He has received the Lieutenant-Governor of British Columbia Medal (1984), the Canadian Historical Society’s Clio Award, the S.S. Beaver Medal for Maritime Excellence (2014), the Wilfrid Laurier University Alumni Hoffmann-Little Award for Outstanding Teaching, the Queen Elizabeth II Golden and Diamond Jubilee Medals, as well as the Washington State Historical Society's Robert Gray Medal (2015). Gough was elected Fellow of the Royal Historical Society in 1981 and at King’s College London in 1999. He is an Archives Fellow at Churchill College Cambridge and is a Life Member of the Association of Canadian Studies and the Champlain Society. In 1991 the University of London awarded him Doctor of Literature for contributions to Imperial and Commonwealth History, and In 1999 he was elected Fellow of King's College London. In 2011 the Royal Military College of Canada awarded him a Doctor of Laws.

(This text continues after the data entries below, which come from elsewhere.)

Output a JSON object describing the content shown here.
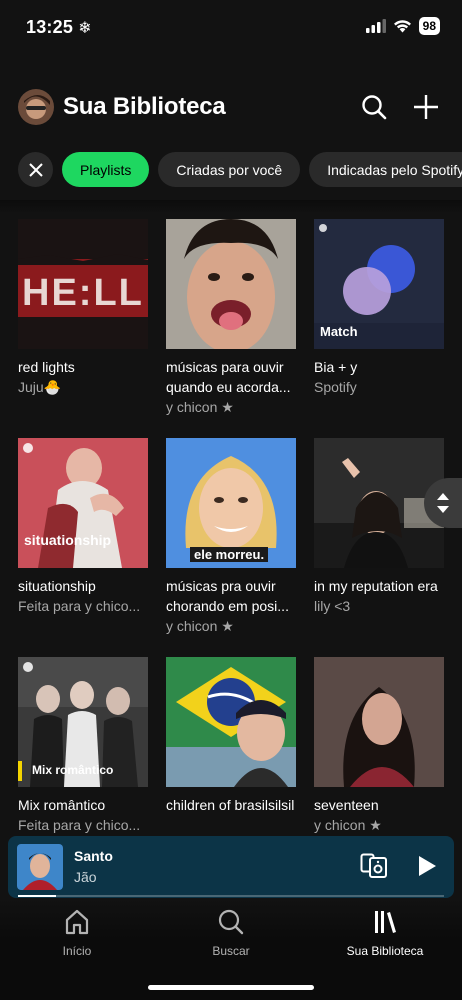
{
  "status_bar": {
    "time": "13:25",
    "time_icon": "snowflake-icon",
    "battery": "98"
  },
  "header": {
    "title": "Sua Biblioteca",
    "icons": [
      "search-icon",
      "plus-icon"
    ]
  },
  "filters": {
    "close_icon": "close-icon",
    "chips": [
      "Playlists",
      "Criadas por você",
      "Indicadas pelo Spotify"
    ],
    "active_chip": "Playlists",
    "colors": {
      "active": "#1ed760",
      "inactive": "#2a2a2a"
    }
  },
  "playlists": [
    {
      "title": "red lights",
      "subtitle": "Juju🐣",
      "cover_text": "HE:LL"
    },
    {
      "title": "músicas para ouvir quando eu acorda...",
      "subtitle": "y chicon ★"
    },
    {
      "title": "Bia + y",
      "subtitle": "Spotify",
      "cover_text": "Match"
    },
    {
      "title": "situationship",
      "subtitle": "Feita para y chico...",
      "cover_text": "situationship"
    },
    {
      "title": "músicas pra ouvir chorando em posi...",
      "subtitle": "y chicon ★",
      "cover_text": "ele morreu."
    },
    {
      "title": "in my reputation era",
      "subtitle": "lily <3"
    },
    {
      "title": "Mix romântico",
      "subtitle": "Feita para y chico...",
      "cover_text": "Mix romântico"
    },
    {
      "title": "children of brasilsilsil",
      "subtitle": ""
    },
    {
      "title": "seventeen",
      "subtitle": "y chicon ★"
    }
  ],
  "now_playing": {
    "title": "Santo",
    "artist": "Jão",
    "progress": 0.09,
    "color": "#0c3447"
  },
  "bottom_nav": {
    "items": [
      {
        "label": "Início",
        "icon": "home-icon"
      },
      {
        "label": "Buscar",
        "icon": "search-icon"
      },
      {
        "label": "Sua Biblioteca",
        "icon": "library-icon"
      }
    ],
    "active": "Sua Biblioteca"
  }
}
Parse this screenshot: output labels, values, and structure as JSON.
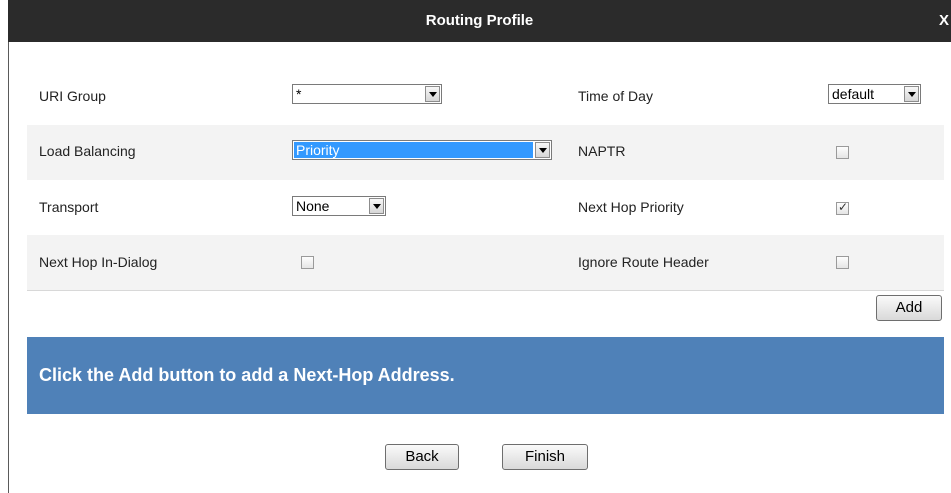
{
  "dialog": {
    "title": "Routing Profile",
    "close_label": "X"
  },
  "form": {
    "uri_group": {
      "label": "URI Group",
      "value": "*"
    },
    "time_of_day": {
      "label": "Time of Day",
      "value": "default"
    },
    "load_balancing": {
      "label": "Load Balancing",
      "value": "Priority"
    },
    "naptr": {
      "label": "NAPTR",
      "checked": false
    },
    "transport": {
      "label": "Transport",
      "value": "None"
    },
    "next_hop_priority": {
      "label": "Next Hop Priority",
      "checked": true
    },
    "next_hop_in_dialog": {
      "label": "Next Hop In-Dialog",
      "checked": false
    },
    "ignore_route_header": {
      "label": "Ignore Route Header",
      "checked": false
    }
  },
  "actions": {
    "add_label": "Add",
    "back_label": "Back",
    "finish_label": "Finish"
  },
  "banner": {
    "message": "Click the Add button to add a Next-Hop Address."
  },
  "colors": {
    "titlebar": "#2b2b2b",
    "banner": "#4f81b8",
    "selection": "#3399ff"
  }
}
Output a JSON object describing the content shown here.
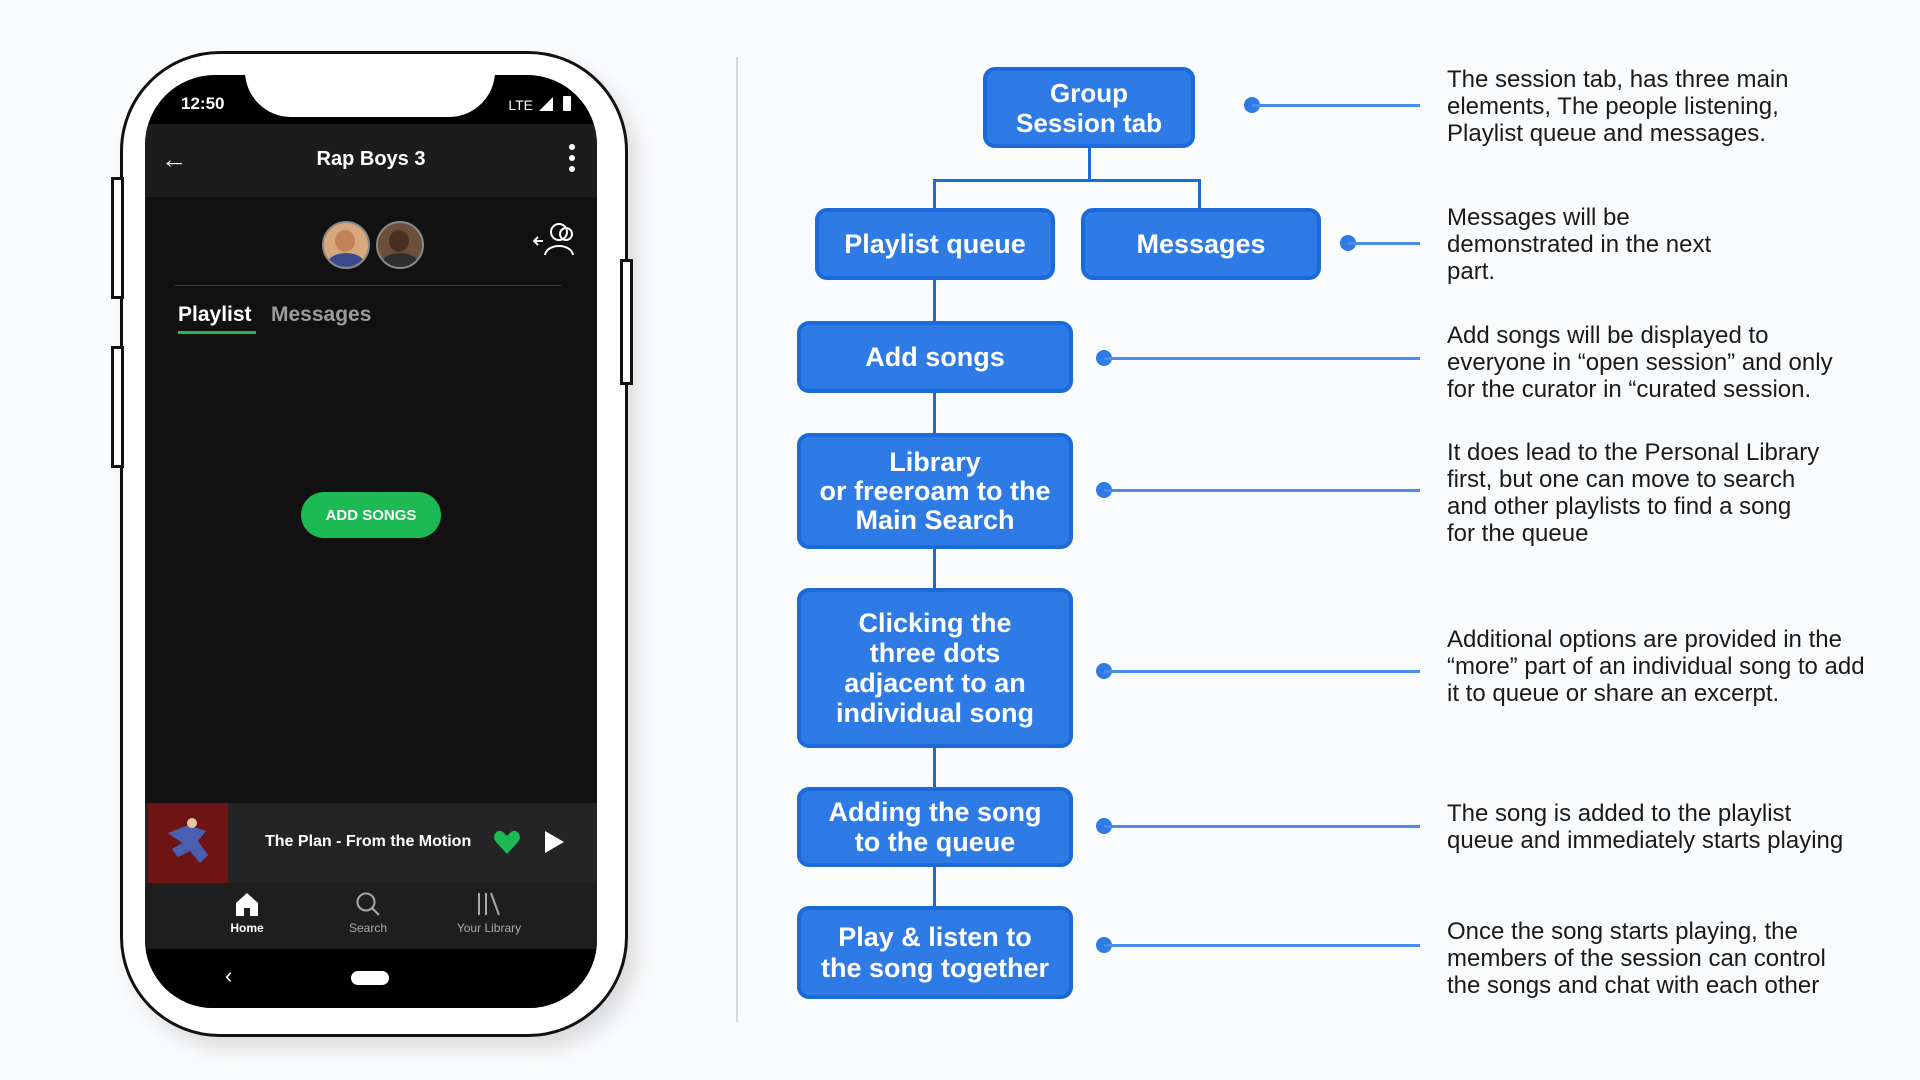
{
  "phone": {
    "status_time": "12:50",
    "status_network": "LTE",
    "header": {
      "title": "Rap Boys 3"
    },
    "tabs": {
      "playlist": "Playlist",
      "messages": "Messages"
    },
    "add_songs_button": "ADD SONGS",
    "now_playing": {
      "title": "The Plan - From the Motion"
    },
    "nav": {
      "home": "Home",
      "search": "Search",
      "library": "Your Library"
    },
    "icons": [
      "back-arrow-icon",
      "more-vert-icon",
      "add-people-icon",
      "heart-icon",
      "play-icon",
      "home-icon",
      "search-icon",
      "library-icon"
    ],
    "colors": {
      "accent": "#1db954",
      "background": "#111111"
    }
  },
  "diagram": {
    "nodes": {
      "group": "Group\nSession tab",
      "playlist_queue": "Playlist queue",
      "messages": "Messages",
      "add_songs": "Add songs",
      "library": "Library\nor freeroam to the\nMain Search",
      "three_dots": "Clicking the\nthree dots\nadjacent to an\nindividual song",
      "adding": "Adding the song\nto the queue",
      "play": "Play & listen to\nthe song together"
    },
    "notes": {
      "group": "The session tab, has three main\nelements, The people listening,\nPlaylist queue and messages.",
      "messages": "Messages will be\ndemonstrated in the next\npart.",
      "add_songs": "Add songs will be displayed to\neveryone in “open session” and only\nfor the curator in “curated session.",
      "library": "It does lead to the Personal Library\nfirst, but one can move to search\nand other playlists to find a song\nfor the queue",
      "three_dots": "Additional options are provided in the\n“more” part of an individual song to add\nit to queue or share an excerpt.",
      "adding": "The song is added to the playlist\nqueue and immediately starts playing",
      "play": "Once the song starts playing, the\nmembers of the session can control\nthe songs and chat with each other"
    },
    "colors": {
      "node": "#2f7be5",
      "node_border": "#1a6ad9"
    }
  }
}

Gough is the author of several books, including The Royal Navy and the Northwest Coast of North America, 1810-1914; A Study of British Maritime Ascendancy (1971), To the Pacific and Artic with Beechey: Lieutenant George Peard’s journal of the Voyage of H.M.S. Blosson, 1825-8 (1973), Canada (1975), Distant Dominion: Britain and the Northeast Coast of North America, 1579-1809 (1980), Gunboat Frontier: British Maritime Authority and Northwest Coast Indians, 1846-1890 (1984), The Northwest Coast: British Navigation, Trade, and Discoveries to 1812 (1992), The Falkland Islands/Malvians: The Contest for Empire in the South Atlantic (1992), First Across the Continent: Sir Alexander Mackenzie (1997), Historical Dictionary of Canada (1999), HMCS Haida: Battle Ensign Flying (2001), Fighting Sail on Lake Huron and Georgian Bay: The War of 1812 and its Aftermath (2002), Britain, Canada and the North Pacific: Maritime Enterprise and Dominion, 1778-1914 (2004), Fortune’s a River: The Collision of Empires in Northwest America (2007), which won the John Lyman Book Award for best Canadian naval and maritime history, Historical Dreadnoughts: Arthur Marder, Stephen Roskill and Battles for Naval History (2010), Pax Britannica: Ruling the Waves and Keeping the Peace before Armageddon (2014), which won the Maritime Media Awards’ Mountbatten Award for Best Literary Contribution, Britannia's Navy on the West Coast of North America, 1812-1914 (2016), and Churchill and Fisher: Titans at the Admiralty (2017).